The entire listing below is to be reproduced exactly.

▶ _DATA TO EXAMINE_:
[Start of Attachment]
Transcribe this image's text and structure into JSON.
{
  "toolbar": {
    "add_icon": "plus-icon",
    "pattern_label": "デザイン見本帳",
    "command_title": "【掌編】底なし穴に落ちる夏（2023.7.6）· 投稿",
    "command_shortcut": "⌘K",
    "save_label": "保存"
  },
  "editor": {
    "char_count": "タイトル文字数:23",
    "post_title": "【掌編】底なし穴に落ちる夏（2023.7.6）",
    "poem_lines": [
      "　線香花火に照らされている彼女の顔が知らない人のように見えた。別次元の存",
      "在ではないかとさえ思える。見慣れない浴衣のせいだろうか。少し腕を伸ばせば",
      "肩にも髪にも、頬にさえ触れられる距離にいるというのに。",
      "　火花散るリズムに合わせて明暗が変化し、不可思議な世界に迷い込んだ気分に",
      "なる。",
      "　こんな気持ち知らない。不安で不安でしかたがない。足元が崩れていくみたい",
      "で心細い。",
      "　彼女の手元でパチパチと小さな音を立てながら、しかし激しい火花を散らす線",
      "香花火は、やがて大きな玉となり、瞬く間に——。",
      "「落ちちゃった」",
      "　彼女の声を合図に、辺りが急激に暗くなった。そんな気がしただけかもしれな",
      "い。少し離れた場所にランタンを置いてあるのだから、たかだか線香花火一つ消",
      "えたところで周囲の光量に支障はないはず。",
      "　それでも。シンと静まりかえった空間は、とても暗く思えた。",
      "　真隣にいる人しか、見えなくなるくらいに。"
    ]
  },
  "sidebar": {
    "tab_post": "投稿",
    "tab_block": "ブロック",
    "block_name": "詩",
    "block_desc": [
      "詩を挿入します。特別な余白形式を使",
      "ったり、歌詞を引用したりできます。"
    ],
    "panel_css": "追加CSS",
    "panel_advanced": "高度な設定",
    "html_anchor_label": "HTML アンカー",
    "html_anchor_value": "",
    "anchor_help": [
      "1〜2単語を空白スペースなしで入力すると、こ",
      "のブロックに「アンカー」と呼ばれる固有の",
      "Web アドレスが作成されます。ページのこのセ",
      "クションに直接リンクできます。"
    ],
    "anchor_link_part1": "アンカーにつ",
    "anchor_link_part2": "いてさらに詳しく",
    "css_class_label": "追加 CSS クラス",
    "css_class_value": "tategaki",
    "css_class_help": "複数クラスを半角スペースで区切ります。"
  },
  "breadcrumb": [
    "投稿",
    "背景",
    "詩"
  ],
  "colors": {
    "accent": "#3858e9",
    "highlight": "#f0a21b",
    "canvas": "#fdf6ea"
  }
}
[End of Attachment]
▶ _RESPONSE TO THE EXERCISE_:
Transcribe this image's text and structure into JSON.
{
  "toolbar": {
    "add_icon": "plus-icon",
    "pattern_label": "デザイン見本帳",
    "command_title": "【掌編】底なし穴に落ちる夏（2023.7.6）· 投稿",
    "command_shortcut": "⌘K",
    "save_label": "保存"
  },
  "editor": {
    "char_count": "タイトル文字数:23",
    "post_title": "【掌編】底なし穴に落ちる夏（2023.7.6）",
    "poem_lines": [
      "　線香花火に照らされている彼女の顔が知らない人のように見えた。別次元の存",
      "在ではないかとさえ思える。見慣れない浴衣のせいだろうか。少し腕を伸ばせば",
      "肩にも髪にも、頬にさえ触れられる距離にいるというのに。",
      "　火花散るリズムに合わせて明暗が変化し、不可思議な世界に迷い込んだ気分に",
      "なる。",
      "　こんな気持ち知らない。不安で不安でしかたがない。足元が崩れていくみたい",
      "で心細い。",
      "　彼女の手元でパチパチと小さな音を立てながら、しかし激しい火花を散らす線",
      "香花火は、やがて大きな玉となり、瞬く間に——。",
      "「落ちちゃった」",
      "　彼女の声を合図に、辺りが急激に暗くなった。そんな気がしただけかもしれな",
      "い。少し離れた場所にランタンを置いてあるのだから、たかだか線香花火一つ消",
      "えたところで周囲の光量に支障はないはず。",
      "　それでも。シンと静まりかえった空間は、とても暗く思えた。",
      "　真隣にいる人しか、見えなくなるくらいに。"
    ]
  },
  "sidebar": {
    "tab_post": "投稿",
    "tab_block": "ブロック",
    "block_name": "詩",
    "block_desc": [
      "詩を挿入します。特別な余白形式を使",
      "ったり、歌詞を引用したりできます。"
    ],
    "panel_css": "追加CSS",
    "panel_advanced": "高度な設定",
    "html_anchor_label": "HTML アンカー",
    "html_anchor_value": "",
    "anchor_help": [
      "1〜2単語を空白スペースなしで入力すると、こ",
      "のブロックに「アンカー」と呼ばれる固有の",
      "Web アドレスが作成されます。ページのこのセ",
      "クションに直接リンクできます。"
    ],
    "anchor_link_part1": "アンカーにつ",
    "anchor_link_part2": "いてさらに詳しく",
    "css_class_label": "追加 CSS クラス",
    "css_class_value": "tategaki",
    "css_class_help": "複数クラスを半角スペースで区切ります。"
  },
  "breadcrumb": [
    "投稿",
    "背景",
    "詩"
  ],
  "colors": {
    "accent": "#3858e9",
    "highlight": "#f0a21b",
    "canvas": "#fdf6ea"
  }
}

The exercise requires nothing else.